Methods: Retrospective study of data from preterm infants (<32 weeks gestational age) cared for in 29 ANZNN (Australian and New Zealand Neonatal Network) and 26 Canadian Neonatal Network (CNN) intensive care unit admitted between 2005 and 2007. Moribund infants or those with major congenital malformation were excluded.
Results: The 9995 ANZNN infants had a higher gestational age (29 vs. 28 weeks, P < 0.0001), lower rate of outborn status (13.2% vs. 19.1%, P < 0.0001) and Apgar score <7 at 5 min (14.8% vs. 21.6%, P < 0.0001) than their 7141 CNN counterparts.

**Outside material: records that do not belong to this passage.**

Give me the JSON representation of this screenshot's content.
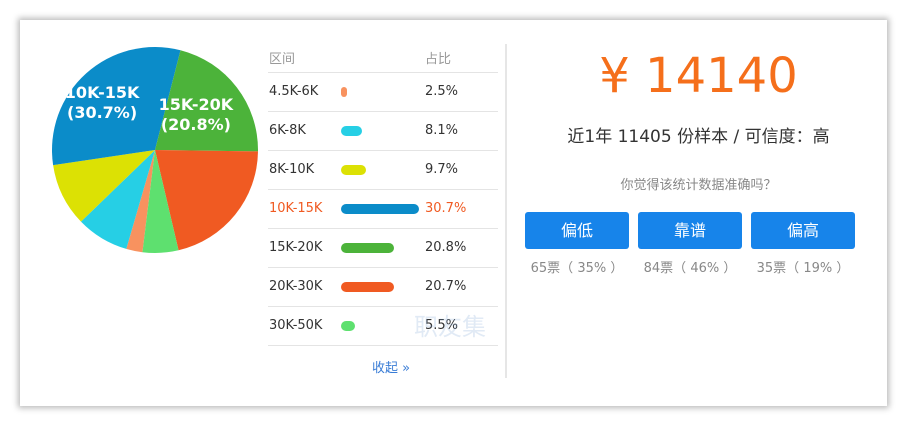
{
  "chart_data": {
    "type": "pie",
    "categories": [
      "4.5K-6K",
      "6K-8K",
      "8K-10K",
      "10K-15K",
      "15K-20K",
      "20K-30K",
      "30K-50K"
    ],
    "values": [
      2.5,
      8.1,
      9.7,
      30.7,
      20.8,
      20.7,
      5.5
    ],
    "colors": [
      "#f8925f",
      "#26cfe5",
      "#dce104",
      "#0b8cc9",
      "#4cb33a",
      "#f05a22",
      "#5ee06f"
    ],
    "pie_labels": [
      {
        "line1": "10K-15K",
        "line2": "(30.7%)"
      },
      {
        "line1": "15K-20K",
        "line2": "(20.8%)"
      }
    ]
  },
  "table": {
    "header_range": "区间",
    "header_pct": "占比",
    "rows": [
      {
        "range": "4.5K-6K",
        "pct": "2.5%",
        "value": 2.5,
        "color": "#f8925f"
      },
      {
        "range": "6K-8K",
        "pct": "8.1%",
        "value": 8.1,
        "color": "#26cfe5"
      },
      {
        "range": "8K-10K",
        "pct": "9.7%",
        "value": 9.7,
        "color": "#dce104"
      },
      {
        "range": "10K-15K",
        "pct": "30.7%",
        "value": 30.7,
        "color": "#0b8cc9"
      },
      {
        "range": "15K-20K",
        "pct": "20.8%",
        "value": 20.8,
        "color": "#4cb33a"
      },
      {
        "range": "20K-30K",
        "pct": "20.7%",
        "value": 20.7,
        "color": "#f05a22"
      },
      {
        "range": "30K-50K",
        "pct": "5.5%",
        "value": 5.5,
        "color": "#5ee06f"
      }
    ],
    "collapse_label": "收起 »"
  },
  "summary": {
    "salary": "¥ 14140",
    "sample_text": "近1年 11405 份样本 / 可信度：高",
    "question": "你觉得该统计数据准确吗？"
  },
  "votes": [
    {
      "label": "偏低",
      "count": "65票（ 35% ）"
    },
    {
      "label": "靠谱",
      "count": "84票（ 46% ）"
    },
    {
      "label": "偏高",
      "count": "35票（ 19% ）"
    }
  ],
  "watermark": "职友集",
  "colors": {
    "accent": "#f56f1b",
    "button": "#1784ea",
    "link": "#3a7dd6"
  }
}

After adjustment, ANZNN and CNN infants had a similar likelihood of survival (adjusted odds ratio (AOR) 1.01 (0.88, 1.16)), but ANZNN infants were at lower risk of severe retinopathy (AOR 0.71 (0.61, 0.83)), severe ultrasound neurological injury (AOR 0.68 (0.59, 0.78)), necrotising enterocolitis (AOR 0.65 (0.56, 0.76)), chronic lung disease (AOR 0.67 (0.62, 0.73)) and late-onset sepsis (AOR 0.83 (0.76, 0.91)). ANZNN infants were at a higher risk of pulmonary air leak (AOR 1.20 (1.01, 1.42)), early-onset sepsis (AOR 1.33 (1.02, 1.74)). More ANZNN infants received any respiratory support (AOR 1.27 (1.14, 1.41)) and continuous positive airway pressure as sole respiratory support (AOR 2.50 (2.27, 2.70)).
Conclusions: Despite similarities in settings, ANZNN infants fared better in most measures. Outcome disparities may be related to differences in tertiary service provision, referral and clinical practices.
- neonatal intensive care unit
- outcome measure
- preterm infant